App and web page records
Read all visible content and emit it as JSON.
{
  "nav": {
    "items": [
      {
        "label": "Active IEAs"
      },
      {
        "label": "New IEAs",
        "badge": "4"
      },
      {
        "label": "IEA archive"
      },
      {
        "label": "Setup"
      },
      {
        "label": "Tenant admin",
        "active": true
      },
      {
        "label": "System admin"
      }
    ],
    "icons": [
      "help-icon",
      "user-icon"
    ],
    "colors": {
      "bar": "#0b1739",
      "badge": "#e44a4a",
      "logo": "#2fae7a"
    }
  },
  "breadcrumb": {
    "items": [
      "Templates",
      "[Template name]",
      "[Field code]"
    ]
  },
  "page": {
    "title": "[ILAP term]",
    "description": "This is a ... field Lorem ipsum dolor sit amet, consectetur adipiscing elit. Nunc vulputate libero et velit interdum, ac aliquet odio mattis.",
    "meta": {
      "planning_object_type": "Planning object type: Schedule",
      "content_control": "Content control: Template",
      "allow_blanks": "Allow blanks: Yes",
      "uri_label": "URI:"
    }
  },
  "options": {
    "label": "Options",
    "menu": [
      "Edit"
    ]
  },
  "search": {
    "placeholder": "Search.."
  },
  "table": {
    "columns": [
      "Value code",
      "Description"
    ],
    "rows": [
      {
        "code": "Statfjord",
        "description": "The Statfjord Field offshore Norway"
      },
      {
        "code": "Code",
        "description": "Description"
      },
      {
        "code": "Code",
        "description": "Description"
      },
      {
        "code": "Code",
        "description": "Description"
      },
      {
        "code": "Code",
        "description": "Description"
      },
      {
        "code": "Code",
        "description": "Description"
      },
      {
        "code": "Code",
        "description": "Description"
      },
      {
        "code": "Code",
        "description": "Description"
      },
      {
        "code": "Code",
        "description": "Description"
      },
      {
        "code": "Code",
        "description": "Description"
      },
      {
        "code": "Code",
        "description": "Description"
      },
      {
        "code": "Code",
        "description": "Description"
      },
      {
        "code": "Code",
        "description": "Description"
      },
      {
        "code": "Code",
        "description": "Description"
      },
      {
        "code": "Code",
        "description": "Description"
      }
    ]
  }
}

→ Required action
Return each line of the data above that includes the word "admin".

→ Expected output
        "label": "Tenant admin",
        "label": "System admin"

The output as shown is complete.